▶ **WHAT TO DO**: To complete this task, print all the data below exactly but leave out the images.

______

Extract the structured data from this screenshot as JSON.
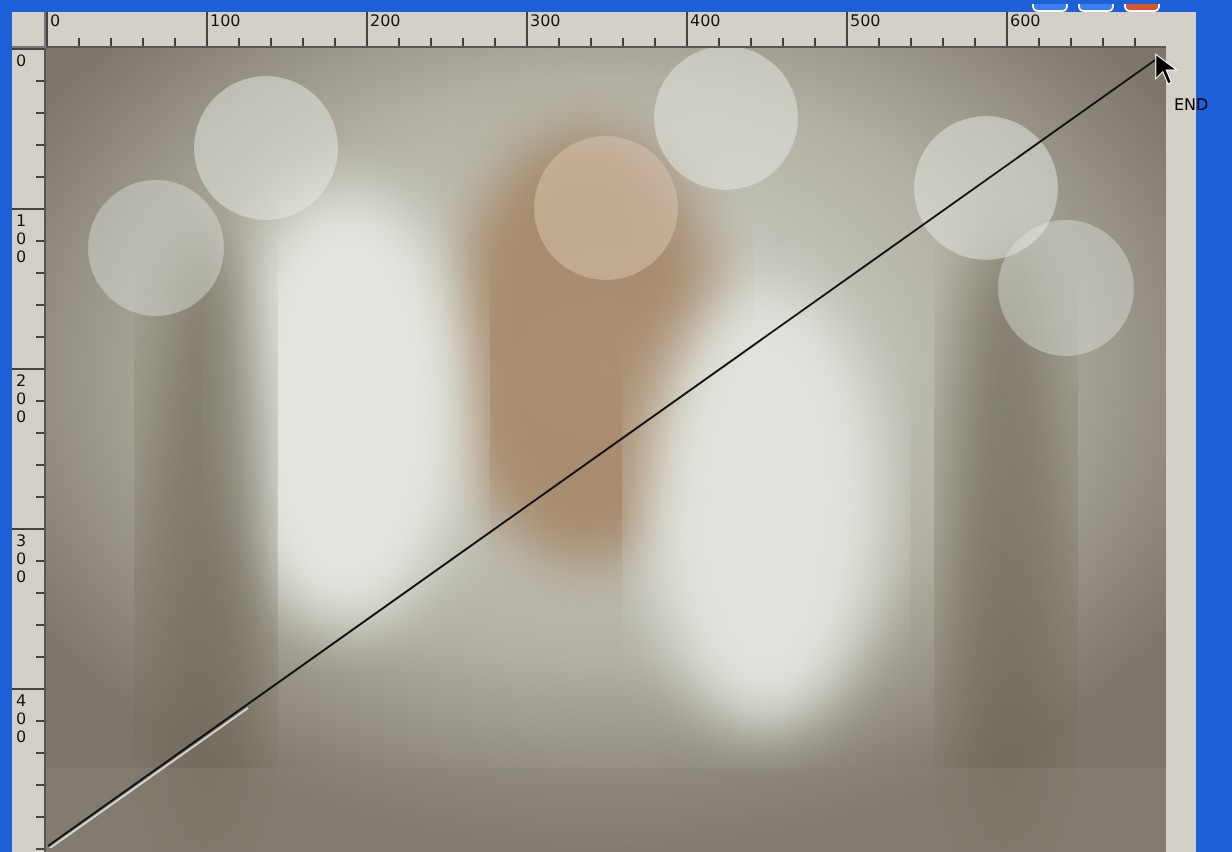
{
  "horizontal_ruler": {
    "labels": [
      "0",
      "100",
      "200",
      "300",
      "400",
      "500",
      "600"
    ]
  },
  "vertical_ruler": {
    "labels": [
      "0",
      "100",
      "200",
      "300",
      "400"
    ]
  },
  "line_end_label": "END"
}
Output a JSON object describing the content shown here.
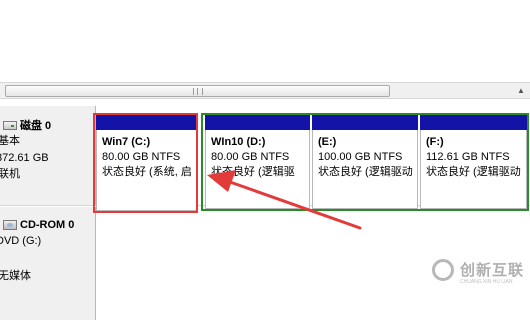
{
  "disk0": {
    "name": "磁盘 0",
    "type_truncated": "基本",
    "size_truncated": "372.61 GB",
    "status_truncated": "联机"
  },
  "cdrom0": {
    "name": "CD-ROM 0",
    "drive_truncated": "DVD (G:)",
    "media_truncated": "无媒体"
  },
  "partitions": [
    {
      "name": "Win7  (C:)",
      "size": "80.00 GB NTFS",
      "status": "状态良好 (系统, 启"
    },
    {
      "name": "WIn10  (D:)",
      "size": "80.00 GB NTFS",
      "status": "状态良好 (逻辑驱"
    },
    {
      "name": "(E:)",
      "size": "100.00 GB NTFS",
      "status": "状态良好 (逻辑驱动"
    },
    {
      "name": "(F:)",
      "size": "112.61 GB NTFS",
      "status": "状态良好 (逻辑驱动"
    }
  ],
  "colors": {
    "partition_bar": "#1313a8",
    "extended_frame": "#2b8a2b",
    "highlight": "#e33a3a"
  },
  "watermark": {
    "brand": "创新互联",
    "sub": "CHUANG XIN HU LIAN"
  }
}
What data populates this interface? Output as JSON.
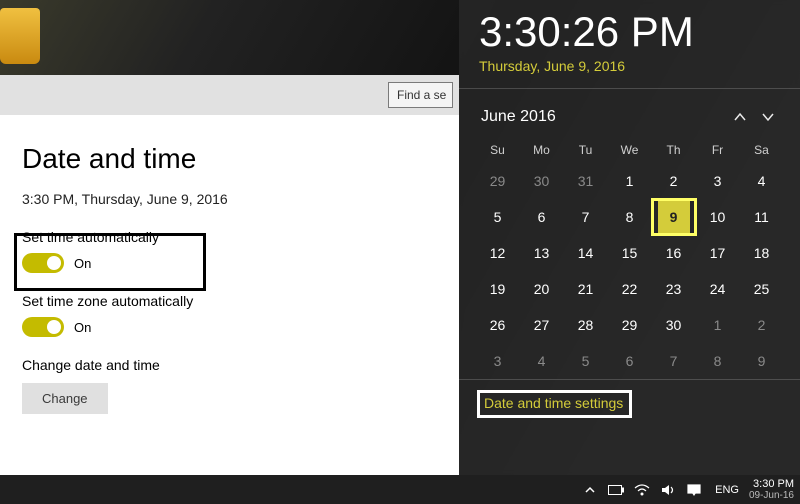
{
  "ribbon": {
    "search_placeholder": "Find a se"
  },
  "settings": {
    "title": "Date and time",
    "current": "3:30 PM, Thursday, June 9, 2016",
    "auto_time_label": "Set time automatically",
    "auto_time_state": "On",
    "auto_tz_label": "Set time zone automatically",
    "auto_tz_state": "On",
    "change_label": "Change date and time",
    "change_button": "Change"
  },
  "flyout": {
    "time": "3:30:26 PM",
    "date": "Thursday, June 9, 2016",
    "month_label": "June 2016",
    "dow": [
      "Su",
      "Mo",
      "Tu",
      "We",
      "Th",
      "Fr",
      "Sa"
    ],
    "weeks": [
      [
        {
          "n": 29,
          "dim": true
        },
        {
          "n": 30,
          "dim": true
        },
        {
          "n": 31,
          "dim": true
        },
        {
          "n": 1
        },
        {
          "n": 2
        },
        {
          "n": 3
        },
        {
          "n": 4
        }
      ],
      [
        {
          "n": 5
        },
        {
          "n": 6
        },
        {
          "n": 7
        },
        {
          "n": 8
        },
        {
          "n": 9,
          "today": true
        },
        {
          "n": 10
        },
        {
          "n": 11
        }
      ],
      [
        {
          "n": 12
        },
        {
          "n": 13
        },
        {
          "n": 14
        },
        {
          "n": 15
        },
        {
          "n": 16
        },
        {
          "n": 17
        },
        {
          "n": 18
        }
      ],
      [
        {
          "n": 19
        },
        {
          "n": 20
        },
        {
          "n": 21
        },
        {
          "n": 22
        },
        {
          "n": 23
        },
        {
          "n": 24
        },
        {
          "n": 25
        }
      ],
      [
        {
          "n": 26
        },
        {
          "n": 27
        },
        {
          "n": 28
        },
        {
          "n": 29
        },
        {
          "n": 30
        },
        {
          "n": 1,
          "dim": true
        },
        {
          "n": 2,
          "dim": true
        }
      ],
      [
        {
          "n": 3,
          "dim": true
        },
        {
          "n": 4,
          "dim": true
        },
        {
          "n": 5,
          "dim": true
        },
        {
          "n": 6,
          "dim": true
        },
        {
          "n": 7,
          "dim": true
        },
        {
          "n": 8,
          "dim": true
        },
        {
          "n": 9,
          "dim": true
        }
      ]
    ],
    "link": "Date and time settings"
  },
  "taskbar": {
    "lang": "ENG",
    "time": "3:30 PM",
    "date": "09-Jun-16"
  }
}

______

▶ **WRITTEN REPLY**:
Extract the structured data from this screenshot as JSON.
{
  "horizontal_ruler": {
    "labels": [
      "0",
      "100",
      "200",
      "300",
      "400",
      "500",
      "600"
    ]
  },
  "vertical_ruler": {
    "labels": [
      "0",
      "100",
      "200",
      "300",
      "400"
    ]
  },
  "line_end_label": "END"
}
Output a JSON object describing the content shown here.
{
  "disk0": {
    "name": "磁盘 0",
    "type_truncated": "基本",
    "size_truncated": "372.61 GB",
    "status_truncated": "联机"
  },
  "cdrom0": {
    "name": "CD-ROM 0",
    "drive_truncated": "DVD (G:)",
    "media_truncated": "无媒体"
  },
  "partitions": [
    {
      "name": "Win7  (C:)",
      "size": "80.00 GB NTFS",
      "status": "状态良好 (系统, 启"
    },
    {
      "name": "WIn10  (D:)",
      "size": "80.00 GB NTFS",
      "status": "状态良好 (逻辑驱"
    },
    {
      "name": "(E:)",
      "size": "100.00 GB NTFS",
      "status": "状态良好 (逻辑驱动"
    },
    {
      "name": "(F:)",
      "size": "112.61 GB NTFS",
      "status": "状态良好 (逻辑驱动"
    }
  ],
  "colors": {
    "partition_bar": "#1313a8",
    "extended_frame": "#2b8a2b",
    "highlight": "#e33a3a"
  },
  "watermark": {
    "brand": "创新互联",
    "sub": "CHUANG XIN HU LIAN"
  }
}
What data populates this interface? Output as JSON.
{
  "ribbon": {
    "search_placeholder": "Find a se"
  },
  "settings": {
    "title": "Date and time",
    "current": "3:30 PM, Thursday, June 9, 2016",
    "auto_time_label": "Set time automatically",
    "auto_time_state": "On",
    "auto_tz_label": "Set time zone automatically",
    "auto_tz_state": "On",
    "change_label": "Change date and time",
    "change_button": "Change"
  },
  "flyout": {
    "time": "3:30:26 PM",
    "date": "Thursday, June 9, 2016",
    "month_label": "June 2016",
    "dow": [
      "Su",
      "Mo",
      "Tu",
      "We",
      "Th",
      "Fr",
      "Sa"
    ],
    "weeks": [
      [
        {
          "n": 29,
          "dim": true
        },
        {
          "n": 30,
          "dim": true
        },
        {
          "n": 31,
          "dim": true
        },
        {
          "n": 1
        },
        {
          "n": 2
        },
        {
          "n": 3
        },
        {
          "n": 4
        }
      ],
      [
        {
          "n": 5
        },
        {
          "n": 6
        },
        {
          "n": 7
        },
        {
          "n": 8
        },
        {
          "n": 9,
          "today": true
        },
        {
          "n": 10
        },
        {
          "n": 11
        }
      ],
      [
        {
          "n": 12
        },
        {
          "n": 13
        },
        {
          "n": 14
        },
        {
          "n": 15
        },
        {
          "n": 16
        },
        {
          "n": 17
        },
        {
          "n": 18
        }
      ],
      [
        {
          "n": 19
        },
        {
          "n": 20
        },
        {
          "n": 21
        },
        {
          "n": 22
        },
        {
          "n": 23
        },
        {
          "n": 24
        },
        {
          "n": 25
        }
      ],
      [
        {
          "n": 26
        },
        {
          "n": 27
        },
        {
          "n": 28
        },
        {
          "n": 29
        },
        {
          "n": 30
        },
        {
          "n": 1,
          "dim": true
        },
        {
          "n": 2,
          "dim": true
        }
      ],
      [
        {
          "n": 3,
          "dim": true
        },
        {
          "n": 4,
          "dim": true
        },
        {
          "n": 5,
          "dim": true
        },
        {
          "n": 6,
          "dim": true
        },
        {
          "n": 7,
          "dim": true
        },
        {
          "n": 8,
          "dim": true
        },
        {
          "n": 9,
          "dim": true
        }
      ]
    ],
    "link": "Date and time settings"
  },
  "taskbar": {
    "lang": "ENG",
    "time": "3:30 PM",
    "date": "09-Jun-16"
  }
}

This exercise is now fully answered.